Rob Englert, Founder and CEO of RAM ID, previews disruptive design at GEW

rob at his desk

Join us for a presentation that will blow your mind, from 11 a.m. to noon, on Thursday, November 17 with Rob Englert, Founder and CEO of RAM ID.  The event will be held in the Peter Graham Scholarly Commons, Bird Library.

Get a glimpse into design innovation and how new ways of thinking can change the world at one of the most innovative events set for Global Entrepreneurship Week at Syracuse University.  You’ll see how design is more than just form and function.  Global innovators agree that designers and design thinking are the most essential tools in arming business with the disruptive new products and services they need in the global economy.
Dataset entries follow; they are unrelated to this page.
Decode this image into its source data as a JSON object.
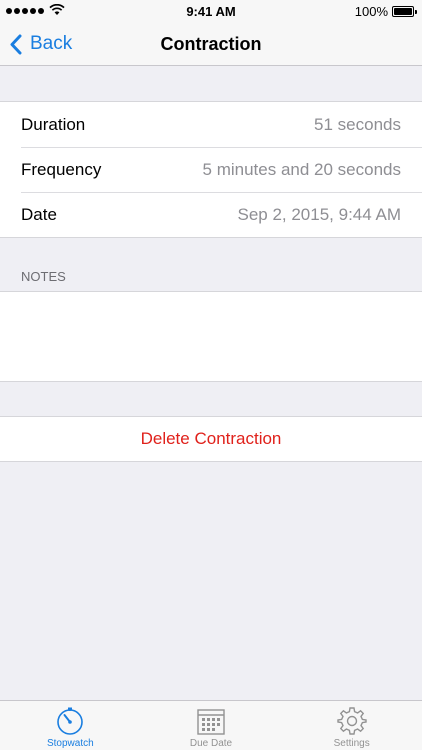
{
  "status_bar": {
    "time": "9:41 AM",
    "battery": "100%",
    "signal_icon": "signal-dots-icon",
    "wifi_icon": "wifi-icon",
    "battery_icon": "battery-icon"
  },
  "nav": {
    "back_label": "Back",
    "title": "Contraction",
    "accent_color": "#1a7ee0"
  },
  "details": [
    {
      "label": "Duration",
      "value": "51 seconds"
    },
    {
      "label": "Frequency",
      "value": "5 minutes and 20 seconds"
    },
    {
      "label": "Date",
      "value": "Sep 2, 2015, 9:44 AM"
    }
  ],
  "notes": {
    "header": "NOTES",
    "value": ""
  },
  "delete_label": "Delete Contraction",
  "delete_color": "#e0211b",
  "tabs": [
    {
      "label": "Stopwatch",
      "icon": "stopwatch-icon",
      "active": true
    },
    {
      "label": "Due Date",
      "icon": "calendar-icon",
      "active": false
    },
    {
      "label": "Settings",
      "icon": "gear-icon",
      "active": false
    }
  ]
}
If design is a superpower that can change the world, that makes designers its super heroes. Meet one of them, Rob Englert — a prolific innovator who founded RAM ID, which specializes in consumer products, user interactions and experiences, and solving complex problems.

A former VPA – School of Design faculty member, Rob now consults with companies such as Bose, Carrier, Kodak, Safety First, Ridgid, and Honeywell.  His firm, RAM ID, is unique for the level of entrepreneurial work that takes place within the studio, from beautifully designed products like Orange Vessel, to the packaging for Chobani, and is now moving into the world of advanced immersive VR technologies.  Rob will speak about his various entrepreneurial efforts from various design disciplines, sharing projects that take on risks through user-based feedback, trend forecasting, and design exploration.  His work is a creative disruptive force in the design world.

He’ll also preview a new project that he is working on.  It’s where VR is headed, and you will not want to miss this amazing preview of something that is poised to be the next great disruptive and creative force in the world of design, technology, entertainment, media and lifestyle.

This event is sponsored by VPA – School of Design.


Rob, crushing snow in his bare hands